Relief for Flood Victims
New York Governor Andrew M. Cuomo is proposing to spend up to $400 million to buy 10,000 or so homes wrecked by Hurricane Sandy, demolish them, and keep the flood-zone coastline permanently undeveloped. Homeowners would be paid the pre-storm value of their homes to relocate, and those in especially flood-prone areas would be given extra financial incentives to move.
For those with astronomical home repair costs — especially ones related to mold, contaminated mud, and well water problems, the math just doesn’t add up to try and repair the home — even with financial support from the government. Many homeowners agree, having submitted buyout applications after Sandy because they feel the cost of repairs isn’t worth it.
The Hazard Mitigation Grant Program provides grants to states and local governments to take hazard mitigation measures after major disasters.

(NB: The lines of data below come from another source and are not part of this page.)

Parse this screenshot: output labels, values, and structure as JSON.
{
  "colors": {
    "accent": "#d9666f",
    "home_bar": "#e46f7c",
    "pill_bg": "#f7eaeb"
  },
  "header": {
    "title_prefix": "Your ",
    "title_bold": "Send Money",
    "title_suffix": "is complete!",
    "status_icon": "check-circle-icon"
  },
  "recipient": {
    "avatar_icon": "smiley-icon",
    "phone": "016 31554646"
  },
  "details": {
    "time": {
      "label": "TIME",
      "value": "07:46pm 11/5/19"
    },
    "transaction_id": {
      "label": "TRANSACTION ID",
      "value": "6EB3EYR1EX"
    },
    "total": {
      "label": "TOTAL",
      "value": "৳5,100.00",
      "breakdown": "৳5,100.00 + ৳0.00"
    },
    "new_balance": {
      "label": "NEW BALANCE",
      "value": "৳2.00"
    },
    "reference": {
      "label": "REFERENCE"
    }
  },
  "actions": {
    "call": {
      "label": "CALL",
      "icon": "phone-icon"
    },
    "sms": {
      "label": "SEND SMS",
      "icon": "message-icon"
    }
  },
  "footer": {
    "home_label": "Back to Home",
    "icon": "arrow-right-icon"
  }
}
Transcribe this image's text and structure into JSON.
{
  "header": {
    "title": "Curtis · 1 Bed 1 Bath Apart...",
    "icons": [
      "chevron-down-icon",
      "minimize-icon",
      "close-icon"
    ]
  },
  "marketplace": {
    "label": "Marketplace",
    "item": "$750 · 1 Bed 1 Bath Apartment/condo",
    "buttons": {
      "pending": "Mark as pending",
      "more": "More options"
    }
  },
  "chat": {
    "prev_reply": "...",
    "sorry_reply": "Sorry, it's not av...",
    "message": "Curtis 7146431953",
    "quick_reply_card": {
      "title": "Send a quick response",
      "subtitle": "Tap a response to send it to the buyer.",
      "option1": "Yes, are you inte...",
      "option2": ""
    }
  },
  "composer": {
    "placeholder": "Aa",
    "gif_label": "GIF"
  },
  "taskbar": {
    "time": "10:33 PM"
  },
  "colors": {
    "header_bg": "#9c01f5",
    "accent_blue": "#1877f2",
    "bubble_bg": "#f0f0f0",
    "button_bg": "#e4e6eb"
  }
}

Those who apply must reside within a presidentially-declared disaster area — although individual homeowners and businesses cannot directly apply for the program (this is done by local government or certain non-profit organizations).
Home Buyouts: Too Good to Be True?
Most shoreline residents will be reluctant to leave their homes — many of which have been passed down through several generations. But flood buyouts could appeal to residents concerned about higher flood insurance premiums and the possibility of never being able to sell their home in the future. Despite the damage and risk of another flood, these are people who chose to live by the water and may not want to be anywhere else.
There’s also quite a bit of waiting and red tape to go through home buyouts like these. There will be long waiting periods for real estate closings, and any money received from flood insurance will be deducted from the amount received by homeowners — a disappointment for those who used insurance money to make their homes habitable while waiting to close on their home sale.
New Jersey residents, offered home buyouts in flood-ravaged areas, are disappointed by the limited funding that will keep many from being able to make a fresh start elsewhere. After Hurricane Irene, the state Office of Emergency Management received $400 million in requests for FEMA grants from citizens — but only had $40 million to give out.
The Red Tape
The purchase program in New York– still awaiting federal housing agency approval — is part of a push from Governor Cuomo to have New York reconsider the way it develops its coastline. As a result, lawmakers will continue to debate what steps the state should take to protect against extreme weather.
These buyouts are voluntary, so no one has to move. Residents who may want to take the offer might want to do so quickly — before funding runs out. FEMA provides 75 percent of the money for property buyouts, while states work with local communities to fund the rest and to put the program in place. According to a CoreLogic study, just over four million U.S. homes are at risk for hurricane damage — totaling more than $420 billion in at-risk property value. The vast majority of flood victims will never be offered a buyout. This is why you should buy flood insurance — perhaps especially if you live just outside a flood zone, where you won’t be offered a home buyout if your home is destroyed.